Task brief:
Extract every line below that contains the word "Cylinder".
=======
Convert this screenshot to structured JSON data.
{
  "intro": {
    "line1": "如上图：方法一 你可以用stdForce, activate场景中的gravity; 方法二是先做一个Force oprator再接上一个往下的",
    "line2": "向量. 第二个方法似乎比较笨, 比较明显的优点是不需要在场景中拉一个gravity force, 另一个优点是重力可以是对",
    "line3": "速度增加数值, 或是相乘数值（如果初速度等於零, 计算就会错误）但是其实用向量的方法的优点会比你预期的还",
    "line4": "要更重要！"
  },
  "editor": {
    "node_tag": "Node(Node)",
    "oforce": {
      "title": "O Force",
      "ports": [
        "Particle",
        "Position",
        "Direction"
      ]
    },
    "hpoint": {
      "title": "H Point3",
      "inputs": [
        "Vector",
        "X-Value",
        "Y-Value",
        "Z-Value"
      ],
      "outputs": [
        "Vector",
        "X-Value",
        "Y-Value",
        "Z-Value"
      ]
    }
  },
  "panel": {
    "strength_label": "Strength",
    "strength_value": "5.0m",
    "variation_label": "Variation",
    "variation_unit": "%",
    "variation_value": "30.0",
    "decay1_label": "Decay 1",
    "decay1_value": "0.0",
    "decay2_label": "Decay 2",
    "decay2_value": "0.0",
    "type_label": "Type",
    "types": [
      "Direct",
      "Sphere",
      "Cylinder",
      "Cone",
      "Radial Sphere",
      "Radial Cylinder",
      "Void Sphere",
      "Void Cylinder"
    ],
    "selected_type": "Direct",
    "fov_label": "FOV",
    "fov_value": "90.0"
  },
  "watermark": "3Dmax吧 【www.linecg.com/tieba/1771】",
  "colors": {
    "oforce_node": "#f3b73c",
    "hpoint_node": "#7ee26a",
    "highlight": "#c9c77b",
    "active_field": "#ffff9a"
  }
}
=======
Task output:
      "Cylinder",
      "Radial Cylinder",
      "Void Cylinder"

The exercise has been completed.